The nature of empire as white supremacy is such that fictional worlds have not been spared from its wrath. Some fans of Star Wars began an unconscionable protest against the forthcoming Star Wars film The Force Awakens because it features a Black man - John Boyega - as the lead actor. This is unconscionable in that Black men such as James Earl Jones and Billy Dee Williams held roles in the original Star Wars releases. However, when empire strikes back, it strikes back at everything, real or fictitious!

Such nonsensical conclusions birthing brutal actions are the fruits of empire as white supremacy. This empire has robbed continents of its humanity, forced conversion, and raped and pillaged in the name of God. This empire has used Black bodies as lab rats for medical research, military and civilian, alike. This empire refuses to maintain levee walls but runs to build border walls.
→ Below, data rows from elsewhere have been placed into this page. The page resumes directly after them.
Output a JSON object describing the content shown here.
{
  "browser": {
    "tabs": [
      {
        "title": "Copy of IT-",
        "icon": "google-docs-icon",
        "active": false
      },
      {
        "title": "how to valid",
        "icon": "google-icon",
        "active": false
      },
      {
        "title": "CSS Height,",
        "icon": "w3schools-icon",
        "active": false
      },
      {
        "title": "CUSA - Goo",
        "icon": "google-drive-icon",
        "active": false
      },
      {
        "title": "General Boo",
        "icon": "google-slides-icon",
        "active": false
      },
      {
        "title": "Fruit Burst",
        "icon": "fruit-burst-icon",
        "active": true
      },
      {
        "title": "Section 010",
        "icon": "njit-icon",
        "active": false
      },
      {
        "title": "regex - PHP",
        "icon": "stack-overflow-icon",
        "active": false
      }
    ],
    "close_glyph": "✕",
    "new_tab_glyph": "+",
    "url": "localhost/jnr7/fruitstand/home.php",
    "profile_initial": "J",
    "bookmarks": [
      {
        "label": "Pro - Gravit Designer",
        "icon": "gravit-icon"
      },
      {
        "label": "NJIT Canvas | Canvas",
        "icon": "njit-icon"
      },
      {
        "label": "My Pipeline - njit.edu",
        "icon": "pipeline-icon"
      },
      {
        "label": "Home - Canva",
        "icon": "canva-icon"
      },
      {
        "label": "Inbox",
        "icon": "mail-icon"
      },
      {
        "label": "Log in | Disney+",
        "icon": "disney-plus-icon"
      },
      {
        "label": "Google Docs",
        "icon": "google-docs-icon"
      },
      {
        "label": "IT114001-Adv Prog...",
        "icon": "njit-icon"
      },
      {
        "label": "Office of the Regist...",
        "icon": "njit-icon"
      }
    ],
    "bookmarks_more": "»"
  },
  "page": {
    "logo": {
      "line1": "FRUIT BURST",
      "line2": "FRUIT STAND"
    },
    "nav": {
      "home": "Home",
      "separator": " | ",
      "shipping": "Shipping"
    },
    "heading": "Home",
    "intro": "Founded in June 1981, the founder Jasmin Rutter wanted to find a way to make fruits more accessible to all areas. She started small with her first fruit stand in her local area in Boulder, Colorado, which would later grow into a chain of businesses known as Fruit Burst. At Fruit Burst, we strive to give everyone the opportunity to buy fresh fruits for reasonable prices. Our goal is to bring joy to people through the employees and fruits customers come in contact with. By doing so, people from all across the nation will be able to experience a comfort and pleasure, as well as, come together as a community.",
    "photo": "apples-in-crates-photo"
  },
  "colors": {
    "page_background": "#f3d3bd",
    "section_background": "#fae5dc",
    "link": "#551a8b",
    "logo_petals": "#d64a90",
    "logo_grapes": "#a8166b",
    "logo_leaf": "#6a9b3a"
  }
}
Empire strikes with impunity.

Empire as white supremacy sees progress as decline and diversity as weakness. Therefore, empire projects fear for who we are becoming as a nation, which is a more diverse nation, and it promotes a return to segregation as the solution. At its root, empire is fear, the fear of a Black planet wherein Blacks, and other historically oppressed and marginalized communities, are given seats at the table of power, a planet where all are equal and all are treated equally.

Dr. Martin Luther King, Jr. devoted two entire chapters to empire as it strikes back in his first book, Stride toward Freedom: the Montgomery Story . In his chapter "Methods of the Opposition," King writes in vivid detail about the various struggles that the people of Montgomery faced from the empire as they sought to gain equality under the law. This opposition included everything from espionage to "a series of arrests for minor and often imaginary traffic violations."

Again, for empire, fact and fiction are perceived the same.

The chapter is followed by "The Violence of Desperate Men." In this chapter, King recalls the bombing of his home and the bombing of other homes during the boycott. With the fear of change, empire can strike with deadly force.

Today, what continues to draw me to Return of the Jedi is its message of hope. This hope is the hope of a people - a diverse people - standing shoulder to shoulder to fight back against all threats of an empire. As we continue to see evidence of an empire striking back, let us awaken the force within and embrace our collective power to work together for progress and to bring about the changes so desperately needed in our society.

Even when facing empire, the force has always been strong with people committed to working together for justice.